- [Assignment]
When the string "growing" appears in a line of the records, show the whole line.

━━━━━ Excerpted records ━━━━━

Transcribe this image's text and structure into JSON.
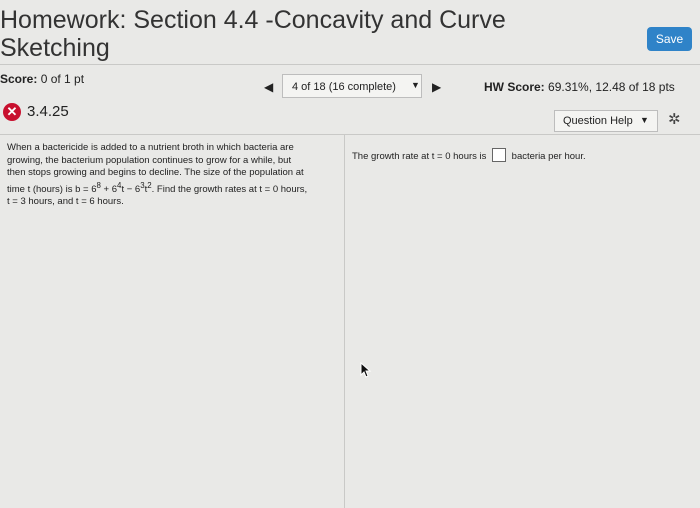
{
  "header": {
    "title_line1": "Homework: Section 4.4 -Concavity and Curve",
    "title_line2": "Sketching",
    "save_label": "Save"
  },
  "status": {
    "score_label": "Score:",
    "score_value": "0 of 1 pt",
    "progress": "4 of 18 (16 complete)",
    "hw_score_label": "HW Score:",
    "hw_score_value": "69.31%, 12.48 of 18 pts"
  },
  "question": {
    "number": "3.4.25",
    "help_label": "Question Help",
    "prompt_line1": "When a bactericide is added to a nutrient broth in which bacteria are",
    "prompt_line2": "growing, the bacterium population continues to grow for a while, but",
    "prompt_line3": "then stops growing and begins to decline. The size of the population at",
    "prompt_line4a": "time t (hours) is b = 6",
    "exp_8": "8",
    "prompt_line4b": " + 6",
    "exp_4": "4",
    "prompt_line4c": "t − 6",
    "exp_3": "3",
    "prompt_line4d": "t",
    "exp_2": "2",
    "prompt_line4e": ". Find the growth rates at t = 0 hours,",
    "prompt_line5": "t = 3 hours, and t = 6 hours.",
    "answer_before": "The growth rate at t = 0 hours is",
    "answer_after": "bacteria per hour."
  },
  "icons": {
    "error": "x-circle-icon",
    "settings": "gear-icon",
    "prev": "triangle-left-icon",
    "next": "triangle-right-icon"
  },
  "colors": {
    "save_button": "#2f83c8",
    "error_icon": "#c8102e"
  }
}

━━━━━

- [Solution to this problem]
    "prompt_line2": "growing, the bacterium population continues to grow for a while, but",
    "prompt_line3": "then stops growing and begins to decline. The size of the population at",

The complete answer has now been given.